Eliminating unnecessary — and sometimes even necessary — travel to stop the spread of the virus has drastically changed the flight industry

Masked travelers stand in line with luggage before getting to the ticket counter at the Salt Lake City International Airport Sunday, March 15, 2020, in Salt Lake City.
Masked travelers stand in line with luggage before getting to the ticket counter at the Salt Lake City International Airport Sunday, March 15, 2020, in Salt Lake City.
Rick Bowmer, Associated Press

Recent reports from individual airlines and the TSA indicate that the coronavirus has had a massive impact on the travel industry, decreasing airplane travel by 96%, the Hill reports.

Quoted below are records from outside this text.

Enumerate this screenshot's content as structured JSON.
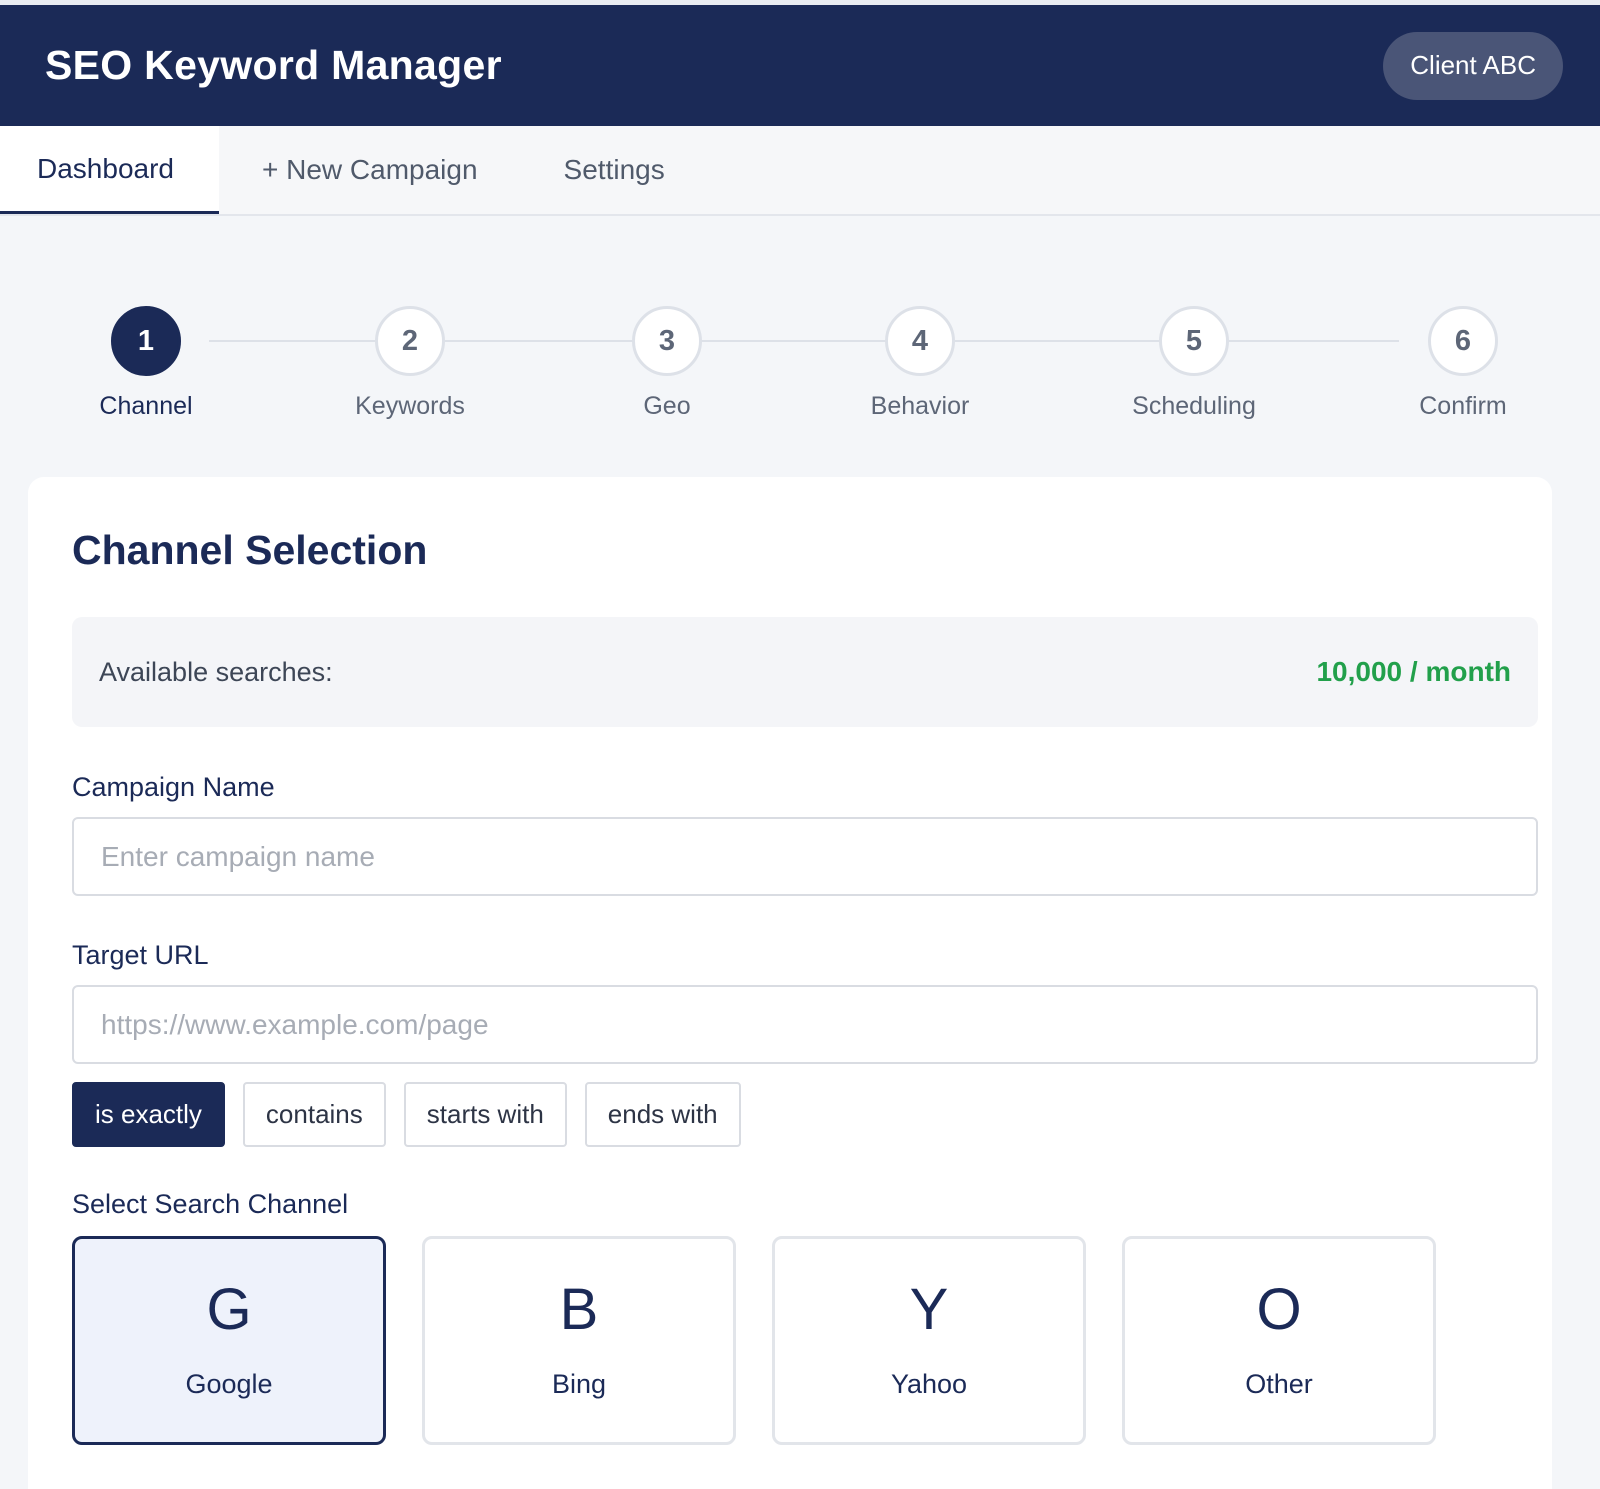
{
  "header": {
    "app_title": "SEO Keyword Manager",
    "client_label": "Client ABC"
  },
  "nav": {
    "tabs": [
      {
        "label": "Dashboard",
        "active": true
      },
      {
        "label": "+ New Campaign",
        "active": false
      },
      {
        "label": "Settings",
        "active": false
      }
    ]
  },
  "stepper": {
    "steps": [
      {
        "number": "1",
        "label": "Channel",
        "active": true
      },
      {
        "number": "2",
        "label": "Keywords",
        "active": false
      },
      {
        "number": "3",
        "label": "Geo",
        "active": false
      },
      {
        "number": "4",
        "label": "Behavior",
        "active": false
      },
      {
        "number": "5",
        "label": "Scheduling",
        "active": false
      },
      {
        "number": "6",
        "label": "Confirm",
        "active": false
      }
    ]
  },
  "card": {
    "title": "Channel Selection",
    "available": {
      "label": "Available searches:",
      "value": "10,000 / month"
    },
    "campaign_name": {
      "label": "Campaign Name",
      "value": "",
      "placeholder": "Enter campaign name"
    },
    "target_url": {
      "label": "Target URL",
      "value": "",
      "placeholder": "https://www.example.com/page"
    },
    "match_types": [
      {
        "label": "is exactly",
        "selected": true
      },
      {
        "label": "contains",
        "selected": false
      },
      {
        "label": "starts with",
        "selected": false
      },
      {
        "label": "ends with",
        "selected": false
      }
    ],
    "channel_label": "Select Search Channel",
    "channels": [
      {
        "letter": "G",
        "name": "Google",
        "selected": true
      },
      {
        "letter": "B",
        "name": "Bing",
        "selected": false
      },
      {
        "letter": "Y",
        "name": "Yahoo",
        "selected": false
      },
      {
        "letter": "O",
        "name": "Other",
        "selected": false
      }
    ]
  },
  "colors": {
    "primary": "#1b2a57",
    "success": "#22a04b",
    "background": "#f4f6f9"
  }
}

The number of people traveling is at a 10-year low, with only one of every 10 seats on planes that do end up flying occupied, CNN reports.

Airlines of America previously told CNN that airlines have responded to the drop in travel by only operating at 20% of their domestic capacity and 10-20% of their international capacity. But with travelers flying at only 4% of usual volume, the airlines’ cuts leave them with more than enough capacity to meet the current demand.

On April 8, 2019, TSA officers screened 2.3 million travelers in the United States. On the same day this year, TSA officers screened less than 100,000 travelers in total, the Hill reports.

Many airlines are planning additional capacity cuts this summer, up to 90%, as Bloomberg reports the Transportation Department has issued rules to minimize domestic flying levels through the end of September.

Many flight attendants that are still flying are fearful, with one veteran flight attendant telling telling the Washington Post that they haven’t been this scared to fly since Sept. 11, 2001.

Forbes reports that at least 150 flight attendants from American Airlines and JetBlue have tested positive for COVID-19, two have died and 1,000 are quarantined.